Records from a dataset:
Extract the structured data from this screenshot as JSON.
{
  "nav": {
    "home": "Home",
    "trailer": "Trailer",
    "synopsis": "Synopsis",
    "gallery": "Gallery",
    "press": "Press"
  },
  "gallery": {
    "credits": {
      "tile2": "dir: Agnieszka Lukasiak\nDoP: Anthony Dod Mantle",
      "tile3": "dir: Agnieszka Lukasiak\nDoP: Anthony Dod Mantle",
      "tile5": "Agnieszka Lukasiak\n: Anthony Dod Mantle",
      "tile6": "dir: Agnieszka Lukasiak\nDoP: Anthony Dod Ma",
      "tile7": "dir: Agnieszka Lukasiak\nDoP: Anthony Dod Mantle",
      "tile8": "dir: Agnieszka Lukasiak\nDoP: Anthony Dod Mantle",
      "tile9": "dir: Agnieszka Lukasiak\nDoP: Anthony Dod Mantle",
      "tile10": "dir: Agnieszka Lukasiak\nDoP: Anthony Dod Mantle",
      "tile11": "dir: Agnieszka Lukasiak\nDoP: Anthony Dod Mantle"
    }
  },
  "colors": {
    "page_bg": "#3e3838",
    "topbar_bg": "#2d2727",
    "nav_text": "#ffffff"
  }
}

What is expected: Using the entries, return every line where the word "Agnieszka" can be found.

Solution to this exercise:
      "tile2": "dir: Agnieszka Lukasiak\nDoP: Anthony Dod Mantle",
      "tile3": "dir: Agnieszka Lukasiak\nDoP: Anthony Dod Mantle",
      "tile5": "Agnieszka Lukasiak\n: Anthony Dod Mantle",
      "tile6": "dir: Agnieszka Lukasiak\nDoP: Anthony Dod Ma",
      "tile7": "dir: Agnieszka Lukasiak\nDoP: Anthony Dod Mantle",
      "tile8": "dir: Agnieszka Lukasiak\nDoP: Anthony Dod Mantle",
      "tile9": "dir: Agnieszka Lukasiak\nDoP: Anthony Dod Mantle",
      "tile10": "dir: Agnieszka Lukasiak\nDoP: Anthony Dod Mantle",
      "tile11": "dir: Agnieszka Lukasiak\nDoP: Anthony Dod Mantle"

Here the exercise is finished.